Data shown:

----------------

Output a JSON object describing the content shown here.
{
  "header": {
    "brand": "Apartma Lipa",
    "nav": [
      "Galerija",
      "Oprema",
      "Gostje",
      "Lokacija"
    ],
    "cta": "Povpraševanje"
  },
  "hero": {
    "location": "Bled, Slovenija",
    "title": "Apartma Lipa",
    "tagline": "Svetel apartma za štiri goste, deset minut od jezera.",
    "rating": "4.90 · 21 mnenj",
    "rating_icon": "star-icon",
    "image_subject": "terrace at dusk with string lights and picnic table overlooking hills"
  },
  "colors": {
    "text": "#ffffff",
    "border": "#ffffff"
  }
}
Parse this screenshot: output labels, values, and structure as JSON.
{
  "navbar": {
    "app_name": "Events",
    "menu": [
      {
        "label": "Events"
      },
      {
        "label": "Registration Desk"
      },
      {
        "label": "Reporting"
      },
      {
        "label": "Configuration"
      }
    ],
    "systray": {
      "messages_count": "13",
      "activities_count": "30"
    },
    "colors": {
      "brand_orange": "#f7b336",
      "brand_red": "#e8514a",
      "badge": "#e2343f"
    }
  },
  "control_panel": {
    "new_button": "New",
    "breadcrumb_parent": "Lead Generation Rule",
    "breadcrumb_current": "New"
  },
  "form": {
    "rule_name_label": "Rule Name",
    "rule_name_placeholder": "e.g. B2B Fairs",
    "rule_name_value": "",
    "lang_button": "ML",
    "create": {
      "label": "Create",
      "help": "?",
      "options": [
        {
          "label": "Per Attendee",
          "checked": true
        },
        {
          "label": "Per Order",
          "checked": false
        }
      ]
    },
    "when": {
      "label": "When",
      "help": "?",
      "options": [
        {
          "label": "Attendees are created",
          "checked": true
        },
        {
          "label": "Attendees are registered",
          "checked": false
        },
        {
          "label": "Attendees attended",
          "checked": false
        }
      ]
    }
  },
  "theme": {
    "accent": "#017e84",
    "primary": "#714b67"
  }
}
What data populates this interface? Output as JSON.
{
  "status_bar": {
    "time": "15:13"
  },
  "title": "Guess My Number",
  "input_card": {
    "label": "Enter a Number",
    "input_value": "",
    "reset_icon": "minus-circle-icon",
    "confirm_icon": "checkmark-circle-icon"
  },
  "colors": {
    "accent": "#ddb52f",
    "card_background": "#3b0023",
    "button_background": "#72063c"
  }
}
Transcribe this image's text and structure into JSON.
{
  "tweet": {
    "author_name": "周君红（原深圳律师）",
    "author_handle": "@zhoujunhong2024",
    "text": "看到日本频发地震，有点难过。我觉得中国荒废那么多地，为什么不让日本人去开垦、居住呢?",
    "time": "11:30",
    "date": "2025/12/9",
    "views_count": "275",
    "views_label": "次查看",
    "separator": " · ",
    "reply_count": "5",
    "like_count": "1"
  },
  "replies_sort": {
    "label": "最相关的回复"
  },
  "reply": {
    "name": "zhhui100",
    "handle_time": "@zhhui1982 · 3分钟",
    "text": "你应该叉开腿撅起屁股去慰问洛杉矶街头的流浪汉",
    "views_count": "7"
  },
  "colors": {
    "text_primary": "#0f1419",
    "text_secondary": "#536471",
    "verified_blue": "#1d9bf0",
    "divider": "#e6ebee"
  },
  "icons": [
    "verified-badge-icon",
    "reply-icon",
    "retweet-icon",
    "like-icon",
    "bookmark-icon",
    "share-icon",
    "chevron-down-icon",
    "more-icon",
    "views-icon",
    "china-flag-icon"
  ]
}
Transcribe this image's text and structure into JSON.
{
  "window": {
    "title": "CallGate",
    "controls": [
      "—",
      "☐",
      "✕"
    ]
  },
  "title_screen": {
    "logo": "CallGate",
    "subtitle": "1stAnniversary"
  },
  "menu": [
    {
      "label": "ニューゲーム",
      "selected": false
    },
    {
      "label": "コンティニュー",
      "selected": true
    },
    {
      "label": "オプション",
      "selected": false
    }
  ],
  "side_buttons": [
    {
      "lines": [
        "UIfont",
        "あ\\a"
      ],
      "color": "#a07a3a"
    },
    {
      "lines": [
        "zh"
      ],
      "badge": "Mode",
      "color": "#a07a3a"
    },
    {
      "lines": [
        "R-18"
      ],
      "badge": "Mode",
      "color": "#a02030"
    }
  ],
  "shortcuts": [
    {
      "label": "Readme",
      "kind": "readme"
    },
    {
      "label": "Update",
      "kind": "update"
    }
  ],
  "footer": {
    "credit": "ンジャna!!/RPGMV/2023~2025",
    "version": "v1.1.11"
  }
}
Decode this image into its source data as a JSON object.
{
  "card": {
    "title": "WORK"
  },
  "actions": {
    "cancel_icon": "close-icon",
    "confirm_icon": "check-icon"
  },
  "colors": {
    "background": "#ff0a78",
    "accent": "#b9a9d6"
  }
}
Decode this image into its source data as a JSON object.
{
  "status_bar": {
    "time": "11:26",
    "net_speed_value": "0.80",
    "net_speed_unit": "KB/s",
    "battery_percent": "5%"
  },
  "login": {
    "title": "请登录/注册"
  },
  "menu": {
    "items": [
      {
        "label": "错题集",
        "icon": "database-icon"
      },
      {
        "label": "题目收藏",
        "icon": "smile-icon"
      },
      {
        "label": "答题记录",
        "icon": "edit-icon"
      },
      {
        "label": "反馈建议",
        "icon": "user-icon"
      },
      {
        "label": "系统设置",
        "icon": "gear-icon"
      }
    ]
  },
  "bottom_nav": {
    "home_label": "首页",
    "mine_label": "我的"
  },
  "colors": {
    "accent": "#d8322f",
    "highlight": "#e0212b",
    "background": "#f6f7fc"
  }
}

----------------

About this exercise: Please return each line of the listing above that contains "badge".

Output for this exercise:
      "badge": "#e2343f"
    "verified-badge-icon",
      "badge": "Mode",
      "badge": "Mode",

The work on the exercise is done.